Stored items
::::

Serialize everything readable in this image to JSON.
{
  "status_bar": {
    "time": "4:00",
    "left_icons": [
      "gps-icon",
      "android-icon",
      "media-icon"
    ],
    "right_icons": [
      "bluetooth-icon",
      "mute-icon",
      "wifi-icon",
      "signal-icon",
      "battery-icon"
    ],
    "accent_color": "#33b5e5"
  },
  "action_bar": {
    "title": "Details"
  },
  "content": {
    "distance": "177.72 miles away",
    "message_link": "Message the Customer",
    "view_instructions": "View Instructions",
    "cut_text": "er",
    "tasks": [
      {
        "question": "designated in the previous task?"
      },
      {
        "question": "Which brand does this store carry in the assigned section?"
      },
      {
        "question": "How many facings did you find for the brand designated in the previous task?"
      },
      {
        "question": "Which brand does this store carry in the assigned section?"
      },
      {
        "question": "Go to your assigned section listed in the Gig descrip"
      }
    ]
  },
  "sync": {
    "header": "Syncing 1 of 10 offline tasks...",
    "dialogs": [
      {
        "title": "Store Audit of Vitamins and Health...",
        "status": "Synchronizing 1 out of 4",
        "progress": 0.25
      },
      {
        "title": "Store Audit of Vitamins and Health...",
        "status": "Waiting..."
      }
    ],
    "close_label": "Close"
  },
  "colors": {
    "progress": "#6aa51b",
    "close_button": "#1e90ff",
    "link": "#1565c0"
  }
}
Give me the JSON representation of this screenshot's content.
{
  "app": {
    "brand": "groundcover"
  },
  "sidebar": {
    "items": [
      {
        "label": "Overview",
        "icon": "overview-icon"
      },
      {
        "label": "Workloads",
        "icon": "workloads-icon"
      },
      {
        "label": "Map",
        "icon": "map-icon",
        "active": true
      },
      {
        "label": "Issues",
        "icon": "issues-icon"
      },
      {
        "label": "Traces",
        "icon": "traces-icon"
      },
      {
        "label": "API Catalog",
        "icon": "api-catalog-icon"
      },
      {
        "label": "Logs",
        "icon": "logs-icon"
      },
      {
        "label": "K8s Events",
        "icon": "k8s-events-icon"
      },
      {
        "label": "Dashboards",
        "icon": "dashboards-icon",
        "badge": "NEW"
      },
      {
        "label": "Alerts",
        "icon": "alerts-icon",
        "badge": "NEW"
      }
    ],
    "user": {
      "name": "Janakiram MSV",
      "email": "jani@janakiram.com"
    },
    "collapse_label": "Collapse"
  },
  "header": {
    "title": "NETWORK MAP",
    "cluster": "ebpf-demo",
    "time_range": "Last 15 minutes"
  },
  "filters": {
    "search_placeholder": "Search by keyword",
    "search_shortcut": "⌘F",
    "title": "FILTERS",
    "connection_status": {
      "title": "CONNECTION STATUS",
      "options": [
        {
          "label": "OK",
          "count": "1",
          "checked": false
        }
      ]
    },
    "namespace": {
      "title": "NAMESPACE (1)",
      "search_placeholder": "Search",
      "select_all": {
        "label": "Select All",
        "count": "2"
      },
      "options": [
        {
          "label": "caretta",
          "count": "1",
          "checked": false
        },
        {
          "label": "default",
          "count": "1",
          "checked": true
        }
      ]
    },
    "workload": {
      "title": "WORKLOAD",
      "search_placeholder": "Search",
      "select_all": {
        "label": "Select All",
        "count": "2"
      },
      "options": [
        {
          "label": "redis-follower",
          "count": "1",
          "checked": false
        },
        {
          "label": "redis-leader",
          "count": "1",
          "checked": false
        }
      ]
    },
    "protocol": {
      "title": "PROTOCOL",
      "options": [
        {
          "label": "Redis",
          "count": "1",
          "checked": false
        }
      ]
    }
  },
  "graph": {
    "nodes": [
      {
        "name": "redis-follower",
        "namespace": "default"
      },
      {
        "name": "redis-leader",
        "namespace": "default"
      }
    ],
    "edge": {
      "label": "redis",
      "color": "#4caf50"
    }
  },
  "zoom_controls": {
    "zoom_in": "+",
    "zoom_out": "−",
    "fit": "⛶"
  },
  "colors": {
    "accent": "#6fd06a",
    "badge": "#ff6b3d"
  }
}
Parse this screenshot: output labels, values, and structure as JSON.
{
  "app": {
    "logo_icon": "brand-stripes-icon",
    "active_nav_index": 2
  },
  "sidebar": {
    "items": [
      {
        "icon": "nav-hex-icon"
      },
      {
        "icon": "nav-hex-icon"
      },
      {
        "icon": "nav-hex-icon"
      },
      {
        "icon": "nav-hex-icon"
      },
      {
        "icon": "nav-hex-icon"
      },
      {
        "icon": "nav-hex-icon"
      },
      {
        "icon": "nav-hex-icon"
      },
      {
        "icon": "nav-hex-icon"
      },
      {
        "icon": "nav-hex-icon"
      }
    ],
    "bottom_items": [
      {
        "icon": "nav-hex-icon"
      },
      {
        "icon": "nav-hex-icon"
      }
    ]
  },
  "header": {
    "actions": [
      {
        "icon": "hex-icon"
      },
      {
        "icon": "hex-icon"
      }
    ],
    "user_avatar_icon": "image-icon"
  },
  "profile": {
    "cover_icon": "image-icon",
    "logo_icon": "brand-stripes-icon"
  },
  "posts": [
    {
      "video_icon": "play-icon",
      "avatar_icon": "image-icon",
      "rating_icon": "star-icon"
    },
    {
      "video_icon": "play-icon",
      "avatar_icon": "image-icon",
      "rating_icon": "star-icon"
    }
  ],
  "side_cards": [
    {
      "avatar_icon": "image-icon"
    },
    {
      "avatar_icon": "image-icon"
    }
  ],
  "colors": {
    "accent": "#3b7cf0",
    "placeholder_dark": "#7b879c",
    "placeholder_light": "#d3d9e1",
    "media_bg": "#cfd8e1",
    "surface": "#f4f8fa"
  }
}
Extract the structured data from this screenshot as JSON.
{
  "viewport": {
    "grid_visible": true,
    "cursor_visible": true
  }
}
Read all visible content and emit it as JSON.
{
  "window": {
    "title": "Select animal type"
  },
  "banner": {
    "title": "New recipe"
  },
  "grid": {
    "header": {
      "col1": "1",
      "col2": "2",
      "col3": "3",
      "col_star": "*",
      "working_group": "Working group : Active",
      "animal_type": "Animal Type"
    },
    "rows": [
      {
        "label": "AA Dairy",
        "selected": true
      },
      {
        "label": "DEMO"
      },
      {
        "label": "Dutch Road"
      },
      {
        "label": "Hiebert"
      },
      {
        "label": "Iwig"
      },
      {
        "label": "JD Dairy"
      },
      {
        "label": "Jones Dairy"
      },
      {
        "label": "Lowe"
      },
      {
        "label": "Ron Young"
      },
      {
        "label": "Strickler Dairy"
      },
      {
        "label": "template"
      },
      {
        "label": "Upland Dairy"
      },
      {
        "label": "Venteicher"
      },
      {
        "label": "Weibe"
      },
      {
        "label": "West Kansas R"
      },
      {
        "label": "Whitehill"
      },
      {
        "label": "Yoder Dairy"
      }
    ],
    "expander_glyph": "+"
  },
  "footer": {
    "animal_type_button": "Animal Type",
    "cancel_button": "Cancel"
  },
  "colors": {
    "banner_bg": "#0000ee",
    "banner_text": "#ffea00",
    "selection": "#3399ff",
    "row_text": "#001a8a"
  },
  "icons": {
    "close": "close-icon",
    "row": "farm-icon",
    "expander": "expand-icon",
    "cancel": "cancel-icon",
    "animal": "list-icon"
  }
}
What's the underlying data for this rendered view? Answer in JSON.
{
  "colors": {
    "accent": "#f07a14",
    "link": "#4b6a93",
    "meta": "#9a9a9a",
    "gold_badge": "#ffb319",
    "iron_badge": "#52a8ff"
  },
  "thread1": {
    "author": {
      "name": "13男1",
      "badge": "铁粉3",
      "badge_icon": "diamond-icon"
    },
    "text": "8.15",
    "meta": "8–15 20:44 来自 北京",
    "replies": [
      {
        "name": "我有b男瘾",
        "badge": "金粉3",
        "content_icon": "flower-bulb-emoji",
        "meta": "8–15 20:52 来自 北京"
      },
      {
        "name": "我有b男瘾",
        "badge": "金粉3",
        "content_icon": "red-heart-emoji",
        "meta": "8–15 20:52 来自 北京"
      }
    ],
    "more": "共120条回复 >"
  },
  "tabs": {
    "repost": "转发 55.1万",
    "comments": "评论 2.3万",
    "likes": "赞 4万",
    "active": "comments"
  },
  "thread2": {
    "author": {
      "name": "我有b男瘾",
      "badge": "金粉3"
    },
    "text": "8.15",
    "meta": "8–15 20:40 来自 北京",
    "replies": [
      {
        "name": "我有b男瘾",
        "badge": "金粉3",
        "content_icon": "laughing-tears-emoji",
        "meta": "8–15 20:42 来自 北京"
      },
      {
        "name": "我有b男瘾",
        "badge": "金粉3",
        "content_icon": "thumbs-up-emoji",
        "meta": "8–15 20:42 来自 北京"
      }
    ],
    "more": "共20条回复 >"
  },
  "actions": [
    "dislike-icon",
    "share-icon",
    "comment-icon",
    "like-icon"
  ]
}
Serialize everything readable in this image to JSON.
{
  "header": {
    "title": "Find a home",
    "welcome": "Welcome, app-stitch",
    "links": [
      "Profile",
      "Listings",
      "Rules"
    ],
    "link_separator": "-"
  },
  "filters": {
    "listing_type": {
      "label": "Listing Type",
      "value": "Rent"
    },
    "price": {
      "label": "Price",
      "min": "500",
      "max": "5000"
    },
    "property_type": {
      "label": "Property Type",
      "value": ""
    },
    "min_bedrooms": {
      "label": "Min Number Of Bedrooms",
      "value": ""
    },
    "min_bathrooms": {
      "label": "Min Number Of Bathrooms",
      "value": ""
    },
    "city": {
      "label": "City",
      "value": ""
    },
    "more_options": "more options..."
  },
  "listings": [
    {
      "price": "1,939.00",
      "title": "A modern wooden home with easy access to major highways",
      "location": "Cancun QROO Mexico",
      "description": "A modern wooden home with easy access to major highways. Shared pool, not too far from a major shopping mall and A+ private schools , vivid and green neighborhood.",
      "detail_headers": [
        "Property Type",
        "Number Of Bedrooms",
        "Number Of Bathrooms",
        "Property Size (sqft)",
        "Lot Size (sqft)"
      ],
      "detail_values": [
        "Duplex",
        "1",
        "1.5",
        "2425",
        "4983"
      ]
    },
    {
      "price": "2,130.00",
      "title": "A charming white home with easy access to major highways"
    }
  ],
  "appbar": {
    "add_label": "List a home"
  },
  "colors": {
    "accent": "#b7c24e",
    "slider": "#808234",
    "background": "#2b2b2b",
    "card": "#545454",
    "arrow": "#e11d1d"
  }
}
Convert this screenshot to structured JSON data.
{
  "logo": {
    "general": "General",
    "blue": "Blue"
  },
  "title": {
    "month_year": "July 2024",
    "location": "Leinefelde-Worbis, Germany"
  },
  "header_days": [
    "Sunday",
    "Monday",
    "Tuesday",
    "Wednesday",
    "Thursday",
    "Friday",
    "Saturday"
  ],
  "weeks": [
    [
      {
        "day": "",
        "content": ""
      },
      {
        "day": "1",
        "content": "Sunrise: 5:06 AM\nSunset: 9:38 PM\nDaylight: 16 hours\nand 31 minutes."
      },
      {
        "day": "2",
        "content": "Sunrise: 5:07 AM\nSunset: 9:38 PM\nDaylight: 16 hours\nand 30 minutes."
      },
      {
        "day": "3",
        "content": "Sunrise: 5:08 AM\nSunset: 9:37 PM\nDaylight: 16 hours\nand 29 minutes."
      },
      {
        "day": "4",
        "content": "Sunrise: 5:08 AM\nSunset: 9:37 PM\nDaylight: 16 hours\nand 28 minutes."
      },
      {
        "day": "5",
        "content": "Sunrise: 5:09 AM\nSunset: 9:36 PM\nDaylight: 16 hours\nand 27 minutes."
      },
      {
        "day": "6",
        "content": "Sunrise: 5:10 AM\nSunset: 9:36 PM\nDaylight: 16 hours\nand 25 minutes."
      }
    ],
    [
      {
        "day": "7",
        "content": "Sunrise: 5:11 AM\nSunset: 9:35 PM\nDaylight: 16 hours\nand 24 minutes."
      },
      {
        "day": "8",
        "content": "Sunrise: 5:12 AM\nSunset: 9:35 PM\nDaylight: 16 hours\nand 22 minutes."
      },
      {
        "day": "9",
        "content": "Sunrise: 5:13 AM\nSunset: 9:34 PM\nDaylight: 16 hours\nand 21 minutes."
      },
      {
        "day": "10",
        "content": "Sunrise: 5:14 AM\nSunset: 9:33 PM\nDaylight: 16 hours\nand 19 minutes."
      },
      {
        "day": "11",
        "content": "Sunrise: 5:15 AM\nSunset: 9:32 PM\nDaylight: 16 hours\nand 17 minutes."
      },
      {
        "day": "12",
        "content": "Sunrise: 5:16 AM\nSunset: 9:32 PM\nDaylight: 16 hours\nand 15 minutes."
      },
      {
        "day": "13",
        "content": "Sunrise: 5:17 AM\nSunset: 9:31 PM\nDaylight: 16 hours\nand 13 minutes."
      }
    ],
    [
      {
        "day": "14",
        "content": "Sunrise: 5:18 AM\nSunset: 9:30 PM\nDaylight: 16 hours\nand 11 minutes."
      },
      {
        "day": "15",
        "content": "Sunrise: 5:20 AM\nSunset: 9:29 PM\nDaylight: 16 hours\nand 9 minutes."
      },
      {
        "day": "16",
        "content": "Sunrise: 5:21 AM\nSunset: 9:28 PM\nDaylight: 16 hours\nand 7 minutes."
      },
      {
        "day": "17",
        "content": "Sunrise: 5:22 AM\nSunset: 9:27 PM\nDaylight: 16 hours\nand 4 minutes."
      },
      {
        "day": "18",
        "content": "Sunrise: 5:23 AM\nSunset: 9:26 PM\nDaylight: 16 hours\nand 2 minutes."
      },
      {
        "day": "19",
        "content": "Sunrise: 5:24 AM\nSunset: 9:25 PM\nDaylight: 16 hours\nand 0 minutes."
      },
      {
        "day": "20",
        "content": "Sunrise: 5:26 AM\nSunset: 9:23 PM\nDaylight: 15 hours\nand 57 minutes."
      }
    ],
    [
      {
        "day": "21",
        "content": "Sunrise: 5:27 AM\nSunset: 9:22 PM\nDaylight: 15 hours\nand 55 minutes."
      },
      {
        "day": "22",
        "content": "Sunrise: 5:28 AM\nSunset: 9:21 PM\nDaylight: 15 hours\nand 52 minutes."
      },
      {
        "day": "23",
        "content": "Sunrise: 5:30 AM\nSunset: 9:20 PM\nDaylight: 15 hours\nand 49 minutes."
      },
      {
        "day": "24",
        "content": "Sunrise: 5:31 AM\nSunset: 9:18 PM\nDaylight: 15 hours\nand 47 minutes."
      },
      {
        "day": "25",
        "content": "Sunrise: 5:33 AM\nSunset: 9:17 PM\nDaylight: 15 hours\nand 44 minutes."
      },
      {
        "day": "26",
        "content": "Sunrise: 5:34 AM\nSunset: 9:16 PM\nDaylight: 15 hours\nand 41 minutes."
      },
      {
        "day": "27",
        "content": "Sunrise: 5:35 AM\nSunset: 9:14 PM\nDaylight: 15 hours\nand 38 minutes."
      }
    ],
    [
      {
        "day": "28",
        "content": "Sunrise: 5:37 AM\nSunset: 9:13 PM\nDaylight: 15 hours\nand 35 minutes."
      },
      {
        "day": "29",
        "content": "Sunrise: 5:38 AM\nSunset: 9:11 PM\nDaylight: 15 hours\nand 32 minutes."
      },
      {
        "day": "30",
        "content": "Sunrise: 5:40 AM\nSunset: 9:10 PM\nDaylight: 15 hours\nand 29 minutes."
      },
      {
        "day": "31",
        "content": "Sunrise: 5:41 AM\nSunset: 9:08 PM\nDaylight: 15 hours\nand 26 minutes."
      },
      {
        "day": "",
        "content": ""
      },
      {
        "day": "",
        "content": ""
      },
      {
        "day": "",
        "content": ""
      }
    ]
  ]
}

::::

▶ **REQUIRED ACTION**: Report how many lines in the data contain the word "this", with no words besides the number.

▶ **ANSWER BELOW**: 9